If you don’t agree with me, or believe I’m just being a hater, take a look at Peppers statistics in Big Ten Play and where he ranks among Big Ten players.
Does impact on the field go beyond stats? Of course. But that’s not to say that numbers don’t matter. Even if you wanted to throw out the numbers completely, Peppers winning DPOY still doesn’t add up. He’s a good tackler that’s very quick to get around the field and to the ball carrier when he does make a play, but too often in run defense is Peppers just not strong enough to get past opposing linemen. I also wouldn’t trust him one-on-one in coverage. While his speed is probably his greatest asset in his game, it can also be a detriment when he’s not allowing a play or gap to develop and essentially runs himself out of the play.
Lauding Peppers as the Defensive Player of the Year allows us to look at just his defense in a vacuum. That means no special teams, or offensive skills are to be taken into account when determining this award. If you are going to look at Peppers’ defensive skills and responsibilities solely, he doesn’t even come close to being the best in the Big Ten. He’s not even the best defensive player on his own team.
This will most likely be taken as a piece that is bashing Peppers, but it’s not. He’s a good defensive player. Far from great, and even further from a liability. This is bashing the hype surrounding him.
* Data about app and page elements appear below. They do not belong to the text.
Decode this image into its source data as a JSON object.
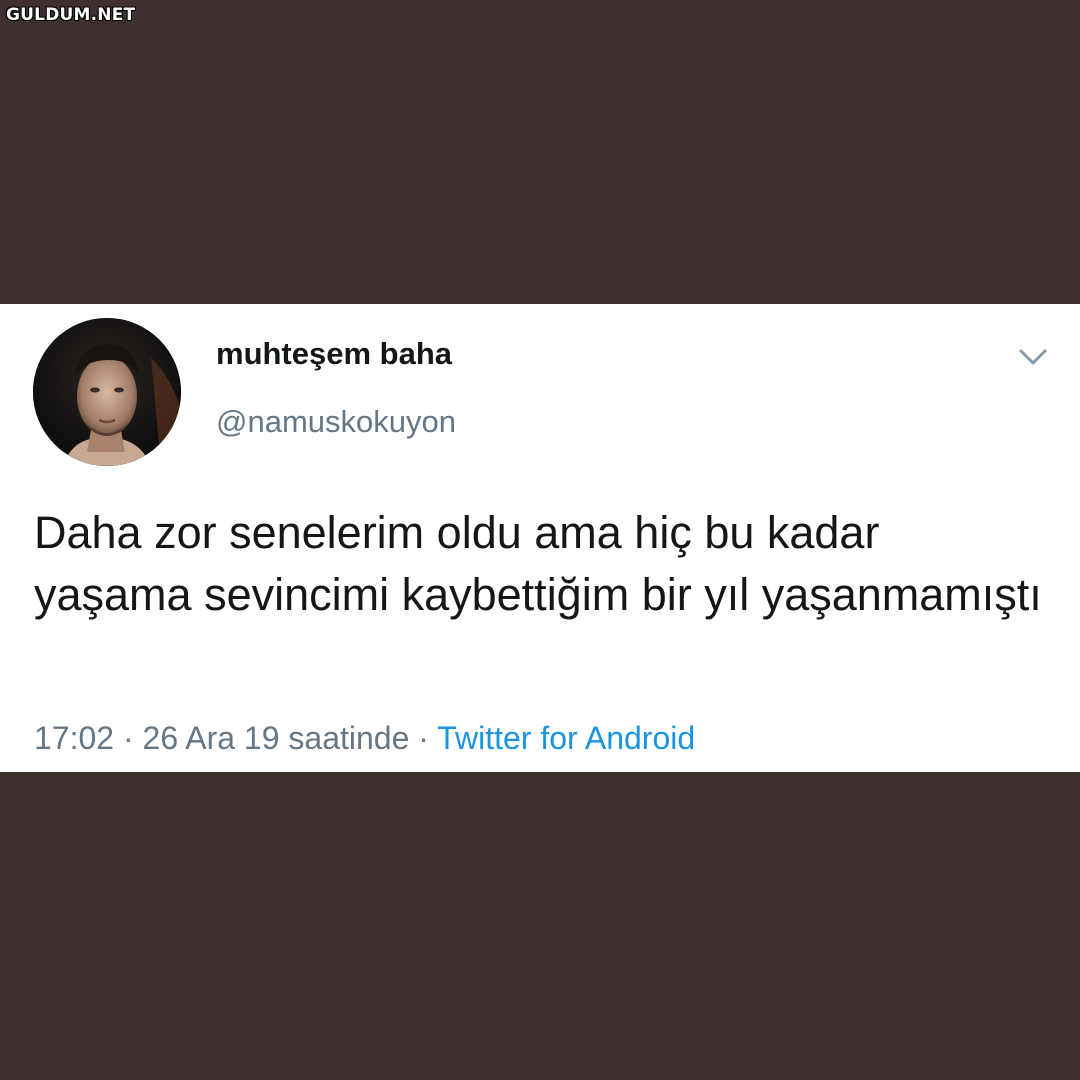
{
  "watermark": "GULDUM.NET",
  "tweet": {
    "author": {
      "display_name": "muhteşem baha",
      "handle": "@namuskokuyon",
      "avatar_icon": "avatar-photo"
    },
    "text": "Daha zor senelerim oldu ama hiç bu kadar yaşama sevincimi kaybettiğim bir yıl yaşanmamıştı",
    "time": "17:02",
    "separator": "·",
    "date": "26 Ara 19 saatinde",
    "source": "Twitter for Android",
    "menu_icon": "chevron-down-icon"
  },
  "colors": {
    "background": "#3e302e",
    "card": "#ffffff",
    "text": "#14171a",
    "muted": "#657786",
    "link": "#1b95e0"
  }
}
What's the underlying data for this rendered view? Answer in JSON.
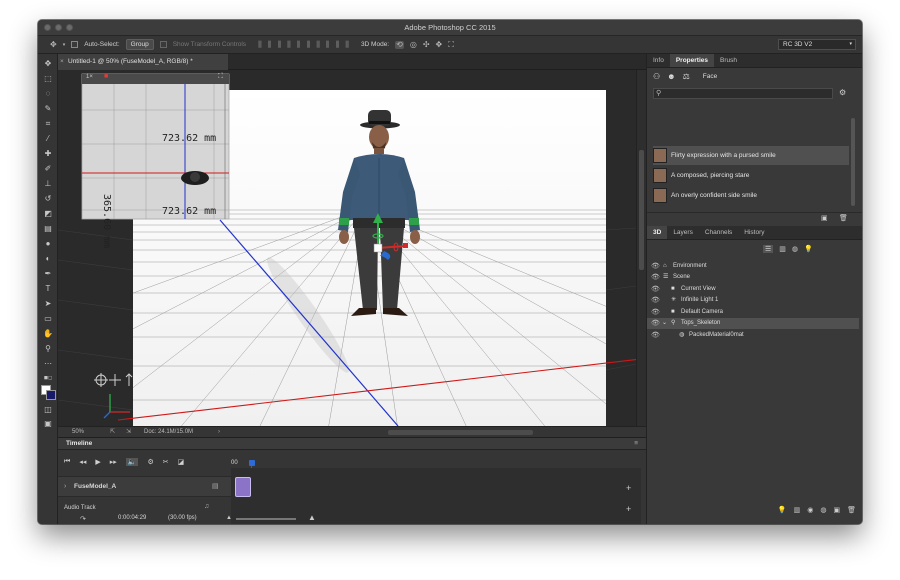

The hype that inexplicably translated itself into an award crowning him the best defensive player in the Big Ten.